* [Stored data]
###
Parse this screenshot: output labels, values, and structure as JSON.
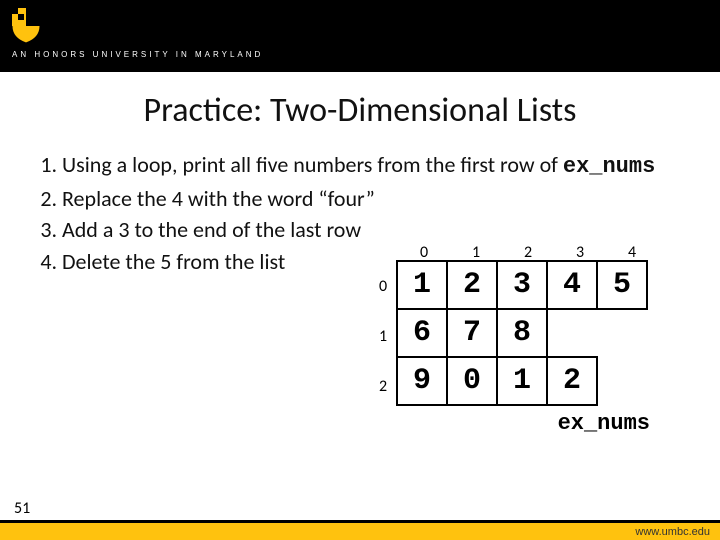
{
  "brand": {
    "name": "UMBC",
    "tagline": "AN HONORS UNIVERSITY IN MARYLAND",
    "site": "www.umbc.edu"
  },
  "slide": {
    "number": "51",
    "title": "Practice: Two-Dimensional Lists"
  },
  "tasks": {
    "t1_a": "Using a loop, print all five numbers from the first row of ",
    "t1_code": "ex_nums",
    "t2": "Replace the 4 with the word “four”",
    "t3": "Add a 3 to the end of the last row",
    "t4": "Delete the 5 from the list"
  },
  "table": {
    "var_name": "ex_nums",
    "col_indices": [
      "0",
      "1",
      "2",
      "3",
      "4"
    ],
    "row_indices": [
      "0",
      "1",
      "2"
    ],
    "rows": [
      [
        "1",
        "2",
        "3",
        "4",
        "5"
      ],
      [
        "6",
        "7",
        "8"
      ],
      [
        "9",
        "0",
        "1",
        "2"
      ]
    ]
  }
}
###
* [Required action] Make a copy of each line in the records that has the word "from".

* [Task solution]
    "t1_a": "Using a loop, print all five numbers from the first row of ",
    "t4": "Delete the 5 from the list"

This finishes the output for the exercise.